Adding MSSQL Database Objects to Crystal Report 11

Database objects is used to describe the various forms of data that can be added to a crystal report. Specifically, Crystal Reports can use the following types of database objects as data sources for a report:
■ Tables or system tables
■ Views
■ Synonyms
■ Stored procedures
■ SQL commands

Database objects are listed underneath connections in the Database Expert and are grouped by object type. The various database objects can be added to report by making connection to several database type such as Microsoft Access Database, ODBC, OLE DB and many more.  If you want to connect to your Microsoft SQL database so you must connect by OLE DB.

add crystal report database

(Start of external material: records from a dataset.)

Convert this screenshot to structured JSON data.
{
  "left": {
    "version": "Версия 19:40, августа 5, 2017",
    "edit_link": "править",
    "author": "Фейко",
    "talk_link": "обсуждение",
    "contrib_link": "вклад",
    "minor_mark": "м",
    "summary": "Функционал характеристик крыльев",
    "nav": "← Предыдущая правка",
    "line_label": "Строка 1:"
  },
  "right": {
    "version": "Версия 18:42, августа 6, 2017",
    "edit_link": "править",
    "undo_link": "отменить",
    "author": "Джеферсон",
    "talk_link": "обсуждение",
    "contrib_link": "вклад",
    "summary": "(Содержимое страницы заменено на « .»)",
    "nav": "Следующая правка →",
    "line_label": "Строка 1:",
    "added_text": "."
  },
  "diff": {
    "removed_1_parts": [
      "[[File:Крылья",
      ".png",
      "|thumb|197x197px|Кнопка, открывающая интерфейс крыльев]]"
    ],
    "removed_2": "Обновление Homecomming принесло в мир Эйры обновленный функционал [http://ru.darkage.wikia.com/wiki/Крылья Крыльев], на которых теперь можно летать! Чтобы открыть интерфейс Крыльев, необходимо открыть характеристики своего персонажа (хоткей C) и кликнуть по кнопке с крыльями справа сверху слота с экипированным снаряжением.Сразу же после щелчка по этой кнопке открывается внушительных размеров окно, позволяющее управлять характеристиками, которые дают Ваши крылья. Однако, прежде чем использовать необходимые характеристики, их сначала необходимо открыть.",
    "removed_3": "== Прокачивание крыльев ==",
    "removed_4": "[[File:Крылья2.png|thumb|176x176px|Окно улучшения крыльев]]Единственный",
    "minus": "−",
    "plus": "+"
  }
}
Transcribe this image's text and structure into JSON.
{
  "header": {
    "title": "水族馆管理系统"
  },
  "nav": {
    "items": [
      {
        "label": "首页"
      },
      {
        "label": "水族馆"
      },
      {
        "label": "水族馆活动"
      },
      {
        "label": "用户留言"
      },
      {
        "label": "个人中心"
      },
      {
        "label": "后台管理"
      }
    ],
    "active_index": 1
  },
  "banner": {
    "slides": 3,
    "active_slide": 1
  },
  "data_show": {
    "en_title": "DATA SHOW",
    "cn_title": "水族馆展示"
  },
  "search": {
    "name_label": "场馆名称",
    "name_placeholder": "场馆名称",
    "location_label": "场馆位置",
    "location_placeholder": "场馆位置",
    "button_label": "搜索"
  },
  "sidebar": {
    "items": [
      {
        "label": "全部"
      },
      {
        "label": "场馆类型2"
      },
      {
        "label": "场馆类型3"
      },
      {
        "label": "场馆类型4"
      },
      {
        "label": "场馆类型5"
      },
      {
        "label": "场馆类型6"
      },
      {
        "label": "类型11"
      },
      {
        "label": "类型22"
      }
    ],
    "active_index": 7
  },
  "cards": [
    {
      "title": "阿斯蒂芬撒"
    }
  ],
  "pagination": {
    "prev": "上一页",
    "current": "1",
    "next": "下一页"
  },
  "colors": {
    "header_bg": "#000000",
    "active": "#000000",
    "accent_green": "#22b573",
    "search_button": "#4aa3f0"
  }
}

Select OLE DB connection and then a pop up windows will show up.

add crystal report database 2

Select SQL Native Client and click next then a pop up windows will show up.

add crystal report database 3

Enter data source (server name), user id (MSSQL user id), password (MSSQL password) and database (MSSQL database). Click next if you success connecting Crystal report to MSSQL database then the image like this will show up.

add crystal report database 4

Click Finish to establish connection.

Stop watch game – python

These pyhton codes were made in python 2.7. I made these codes for making  simple stopwatch game in http://www.codeskulptor.org/. Just paste these codes to codeskulptor and you will see a pop up frame like in this image.  If you press the start button then stopwatch number will run until you press stop button. You will get score if you stop the stopwatch exactly on any number of point zero. stopwatch_game

# template for “Stopwatch: The Game”

import simplegui

# define global variables

milisec = 0
sec2 = 0
sec1 =0
minute = 0
success = 0
total = 0

# define helper function format that converts time
# in tenths of seconds into formatted string A:BC.D
def format():

global x,z, minute, sec1, sec2, milisec, success, total
x = str(minute)+”:”+str(sec1)+str(sec2)+”.”+str(milisec)
z = str(success)+”/”+str(total)

# define event handlers for buttons; “Start”, “Stop”,”Reset”

def start():

global y, w
timer.start()
y = timer.is_running()
w = True

def stop():

global y, w
w = False
print timer.is_running()
timer_handler()
timer.stop()
y = timer.is_running()

def reset():

global milisec, sec2, sec1, minute, success, total
milisec = 0
sec2 = 0
sec1 =0
minute = 0
success = 0
total = 0
timer.stop()

# define event handler for timer with 0.1 sec interval
def timer_handler():

global milisec, sec2, sec1, minute, total, success, w, y
print y, w
if (y == True) and (w == True):

if milisec <9:

milisec += 1

else:

milisec = 0
if sec2 <9:

sec2 += 1

else:

sec2 = 0

if sec1 <5:

sec1 += 1

else:

sec1 = 0
if minute == 9:

minute += 1
stop()

else:

minute += 1

elif (y == True) and (w == False):

if milisec == 0:

total += 1
success += 1
return total, success

else:

total += 1
return total

else:

return total

# define draw handler

def draw_handler(canvas):

global x,z
format()
canvas.draw_text(x, (90, 120), 60, ‘White’)
canvas.draw_text(z, (250, 30), 30, ‘Green’)

# create frame

frame = simplegui.create_frame(‘Stopwatch Game’, 300, 200, 300)
draw1 = frame.set_draw_handler(draw_handler)
button1 = frame.add_button(‘Start’, start, 200)
button2 = frame.add_button(‘Stop’, stop, 200)
button3 = frame.add_button(‘Reset’, reset, 200)

# register event handlers

timer = simplegui.create_timer(100, timer_handler)

# start frame

frame.start()